_TASK_:
Below are entries; count the lines among them that contain the word "letter", and give only the count.

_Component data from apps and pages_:

*** Block opens ***

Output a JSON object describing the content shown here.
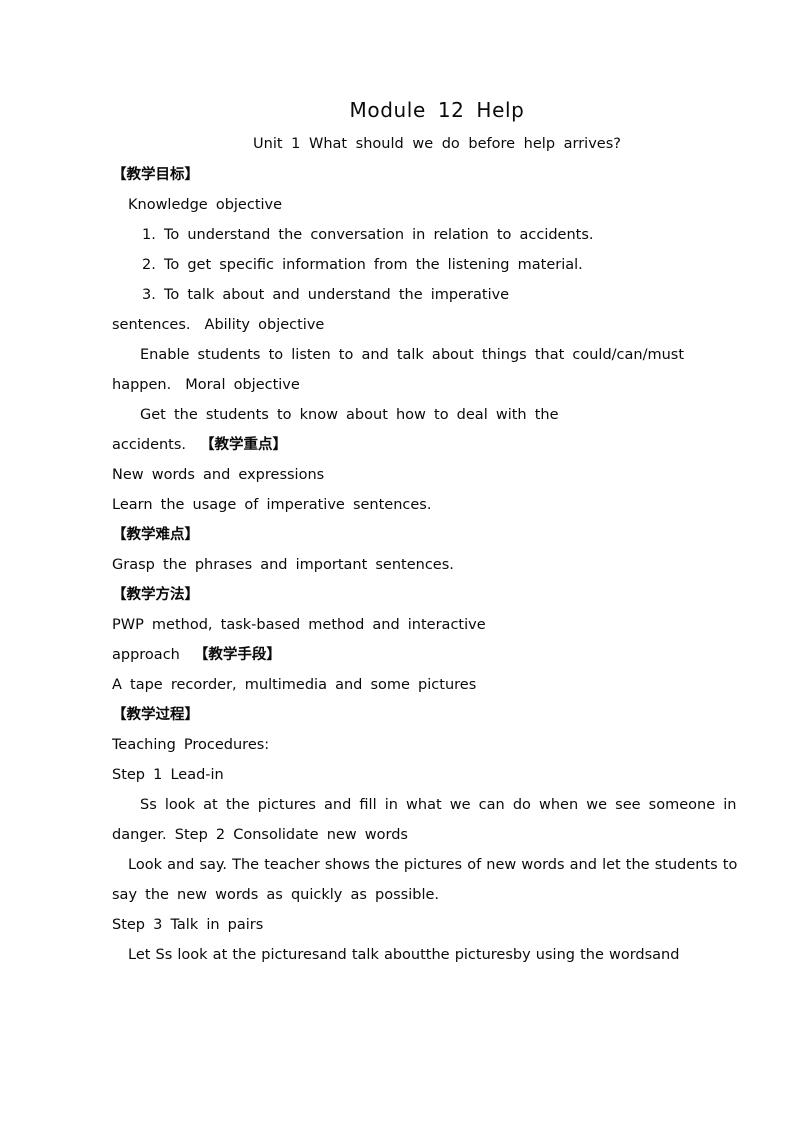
{
  "document": {
    "title": "Module 12  Help",
    "subtitle": "Unit 1 What should we do before help arrives?",
    "sections": {
      "objectives_heading": "【教学目标】",
      "knowledge_objective_label": "Knowledge objective",
      "objective_items": [
        "1.  To understand the conversation in relation to accidents.",
        "2.  To get specific information from the listening material.",
        "3. To talk about and understand the imperative"
      ],
      "sentences_ability": "sentences.",
      "ability_objective_label": "Ability objective",
      "ability_text": "Enable students to listen to and talk about things that could/can/must",
      "ability_text_cont": "happen.",
      "moral_objective_label": "Moral objective",
      "moral_text": "Get the students to know about how to deal with the",
      "moral_text_cont": "accidents.",
      "key_points_heading": "【教学重点】",
      "key_points_line1": "New words and expressions",
      "key_points_line2": "Learn the usage of imperative sentences.",
      "difficulties_heading": "【教学难点】",
      "difficulties_line": "Grasp the phrases and important sentences.",
      "methods_heading": "【教学方法】",
      "methods_line1": "PWP method, task-based method and interactive",
      "methods_line2_cont": "approach",
      "aids_heading": "【教学手段】",
      "aids_line": "A tape recorder, multimedia and some pictures",
      "process_heading": "【教学过程】",
      "procedures_label": "Teaching Procedures:",
      "step1_heading": "Step 1 Lead-in",
      "step1_text": "Ss look at the pictures and fill in what we can do when we see someone in",
      "step1_text_cont": "danger.",
      "step2_heading": "Step 2 Consolidate new words",
      "step2_text": "Look and say. The teacher shows the pictures of new words and let the students to",
      "step2_text_cont": "say the new words as quickly as possible.",
      "step3_heading": "Step 3 Talk in pairs",
      "step3_text": "Let Ss look at the picturesand talk aboutthe picturesby using the wordsand"
    }
  },
  "colors": {
    "page_background": "#ffffff",
    "text": "#0a0a0a"
  }
}
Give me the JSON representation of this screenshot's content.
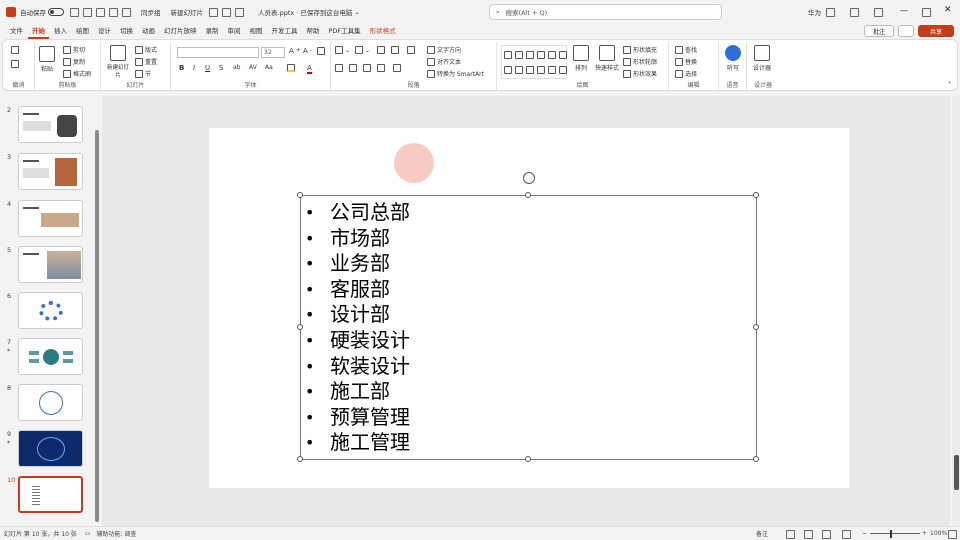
{
  "titlebar": {
    "autosave_label": "自动保存",
    "toggle_state": "关",
    "workspace_label": "同步组",
    "layout_label": "新建幻灯片",
    "file_title": "人员表.pptx · 已保存到这台电脑",
    "search_placeholder": "搜索(Alt + Q)",
    "user": "华为"
  },
  "menu": {
    "items": [
      "文件",
      "开始",
      "插入",
      "绘图",
      "设计",
      "切换",
      "动画",
      "幻灯片放映",
      "录制",
      "审阅",
      "视图",
      "开发工具",
      "帮助",
      "PDF工具集",
      "形状格式"
    ],
    "active": "开始",
    "contextual": "形状格式"
  },
  "header_buttons": {
    "comment": "批注",
    "share": "共享"
  },
  "ribbon": {
    "groups": [
      {
        "label": "撤消"
      },
      {
        "label": "剪贴板"
      },
      {
        "label": "幻灯片"
      },
      {
        "label": "字体"
      },
      {
        "label": "段落"
      },
      {
        "label": "绘图"
      },
      {
        "label": "编辑"
      },
      {
        "label": "语音"
      },
      {
        "label": "设计器"
      }
    ],
    "clipboard": {
      "paste": "粘贴",
      "cut": "剪切",
      "copy": "复制",
      "format_painter": "格式刷"
    },
    "slides": {
      "new_slide": "新建幻灯片",
      "layout": "版式",
      "reset": "重置",
      "section": "节"
    },
    "font": {
      "font_name": "",
      "font_size": "32"
    },
    "paragraph": {
      "text_direction": "文字方向",
      "align_text": "对齐文本",
      "smartart": "转换为 SmartArt"
    },
    "drawing": {
      "arrange": "排列",
      "quick_styles": "快速样式",
      "fill": "形状填充",
      "outline": "形状轮廓",
      "effects": "形状效果"
    },
    "editing": {
      "find": "查找",
      "replace": "替换",
      "select": "选择"
    },
    "voice": {
      "dictate": "听写"
    },
    "designer": {
      "designer": "设计器"
    }
  },
  "thumbnails": [
    {
      "num": "2",
      "style": "content"
    },
    {
      "num": "3",
      "style": "content"
    },
    {
      "num": "4",
      "style": "content"
    },
    {
      "num": "5",
      "style": "photo"
    },
    {
      "num": "6",
      "style": "dots"
    },
    {
      "num": "7",
      "style": "diagram",
      "star": "*"
    },
    {
      "num": "8",
      "style": "circle"
    },
    {
      "num": "9",
      "style": "dark",
      "star": "*"
    },
    {
      "num": "10",
      "style": "list",
      "selected": true
    }
  ],
  "slide": {
    "bullets": [
      "公司总部",
      "市场部",
      "业务部",
      "客服部",
      "设计部",
      "硬装设计",
      "软装设计",
      "施工部",
      "预算管理",
      "施工管理"
    ]
  },
  "status": {
    "slide_info": "幻灯片 第 10 张，共 10 张",
    "accessibility": "辅助功能: 调查",
    "notes": "备注",
    "zoom": "100%"
  },
  "colors": {
    "accent": "#c43e1c",
    "dark_slide": "#0d2a6b"
  }
}
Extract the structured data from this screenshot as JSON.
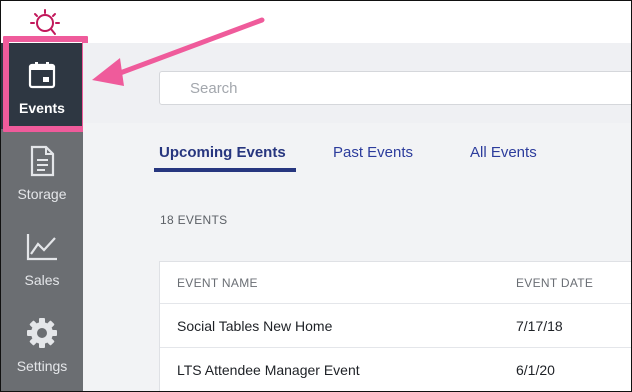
{
  "nav": {
    "items": [
      {
        "label": "Events",
        "icon": "calendar-icon",
        "active": true
      },
      {
        "label": "Storage",
        "icon": "document-icon",
        "active": false
      },
      {
        "label": "Sales",
        "icon": "line-chart-icon",
        "active": false
      },
      {
        "label": "Settings",
        "icon": "gear-icon",
        "active": false
      }
    ]
  },
  "search": {
    "placeholder": "Search"
  },
  "tabs": [
    {
      "label": "Upcoming Events",
      "active": true
    },
    {
      "label": "Past Events",
      "active": false
    },
    {
      "label": "All Events",
      "active": false
    }
  ],
  "events_count": "18 EVENTS",
  "table": {
    "columns": [
      "EVENT NAME",
      "EVENT DATE"
    ],
    "rows": [
      {
        "name": "Social Tables New Home",
        "date": "7/17/18"
      },
      {
        "name": "LTS Attendee Manager Event",
        "date": "6/1/20"
      }
    ]
  },
  "colors": {
    "brand_pink": "#ef5b9b",
    "sidebar": "#6b6e72",
    "sidebar_active": "#2e3742",
    "tab_blue": "#27367f"
  }
}
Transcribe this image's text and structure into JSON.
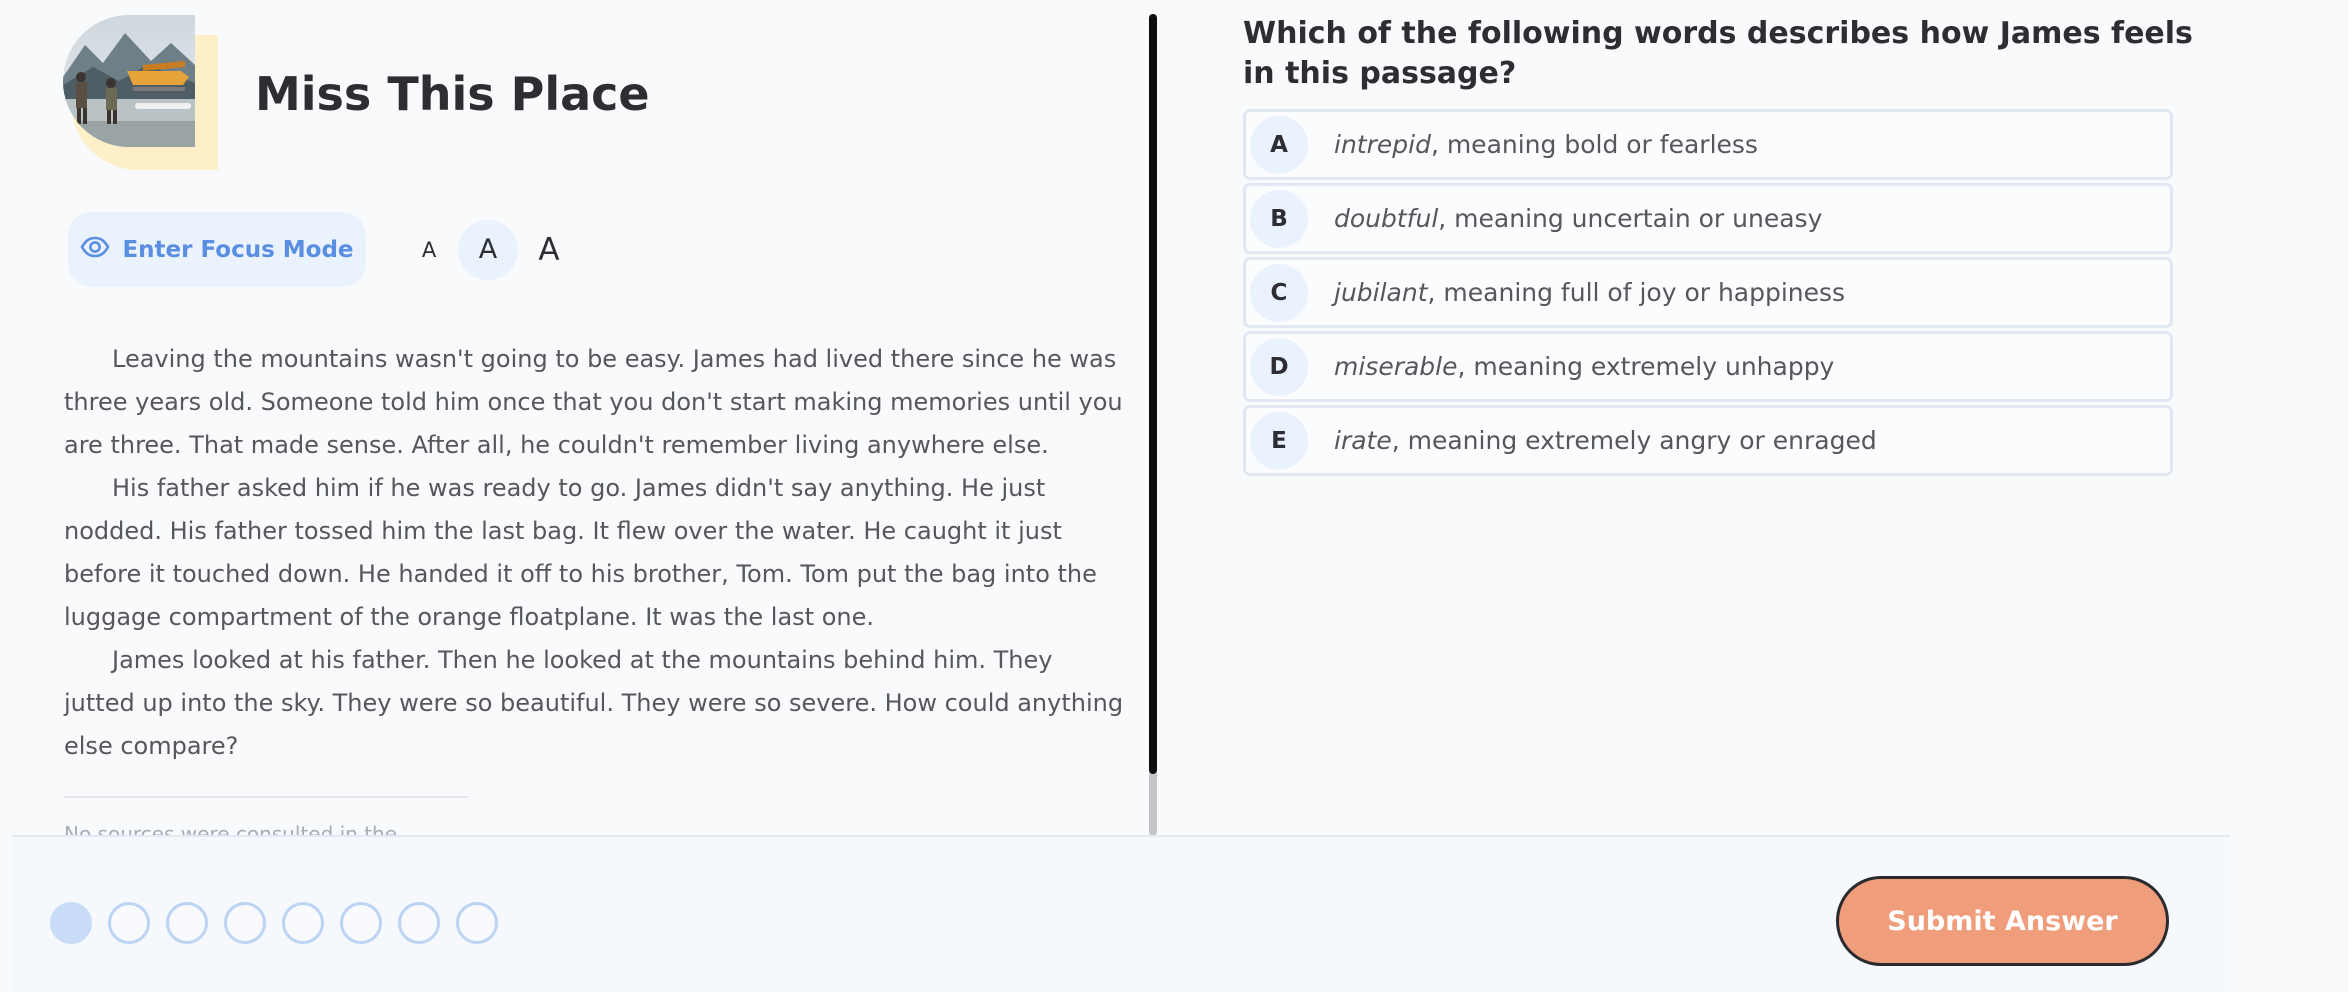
{
  "story": {
    "title": "Miss This Place",
    "image_icon": "floatplane-photo"
  },
  "toolbar": {
    "focus_label": "Enter Focus Mode",
    "focus_icon": "eye-icon",
    "font_sizes": [
      "A",
      "A",
      "A"
    ],
    "selected_font_size": "medium"
  },
  "passage": {
    "paragraphs": [
      "Leaving the mountains wasn't going to be easy. James had lived there since he was three years old. Someone told him once that you don't start making memories until you are three. That made sense. After all, he couldn't remember living anywhere else.",
      "His father asked him if he was ready to go. James didn't say anything. He just nodded. His father tossed him the last bag. It flew over the water. He caught it just before it touched down. He handed it off to his brother, Tom. Tom put the bag into the luggage compartment of the orange floatplane. It was the last one.",
      "James looked at his father. Then he looked at the mountains behind him. They jutted up into the sky. They were so beautiful. They were so severe. How could anything else compare?"
    ],
    "source_note": "No sources were consulted in the"
  },
  "question": {
    "text": "Which of the following words describes how James feels in this passage?",
    "options": [
      {
        "letter": "A",
        "word": "intrepid",
        "meaning": ", meaning bold or fearless"
      },
      {
        "letter": "B",
        "word": "doubtful",
        "meaning": ", meaning uncertain or uneasy"
      },
      {
        "letter": "C",
        "word": "jubilant",
        "meaning": ", meaning full of joy or happiness"
      },
      {
        "letter": "D",
        "word": "miserable",
        "meaning": ", meaning extremely unhappy"
      },
      {
        "letter": "E",
        "word": "irate",
        "meaning": ", meaning extremely angry or enraged"
      }
    ]
  },
  "footer": {
    "progress_total": 8,
    "progress_current": 1,
    "submit_label": "Submit Answer"
  },
  "colors": {
    "accent_blue": "#5a8ee0",
    "submit_orange": "#ef9d7a",
    "option_border": "#e2e8f4"
  }
}
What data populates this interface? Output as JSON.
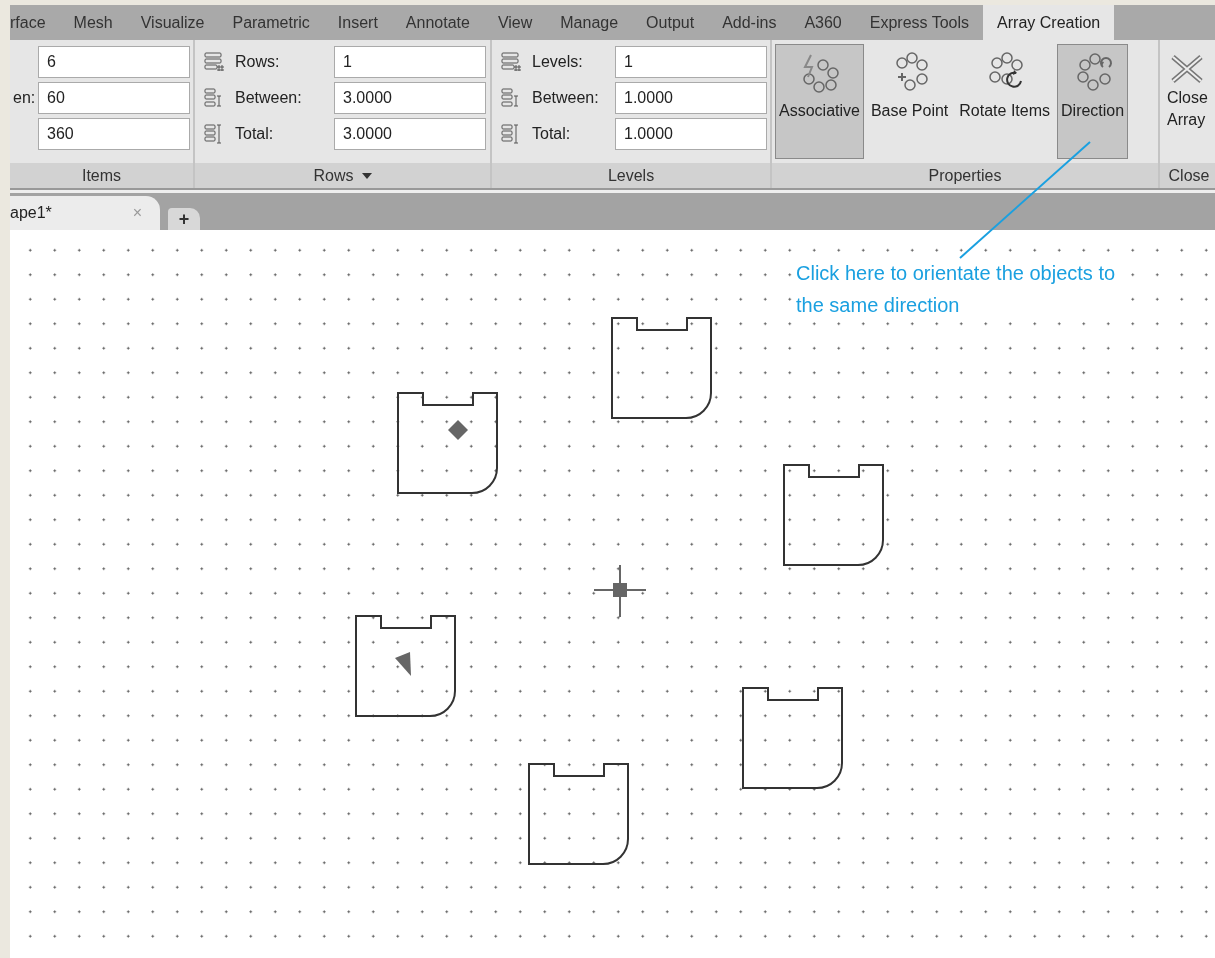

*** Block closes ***

_SOLVED PROBLEM_:
5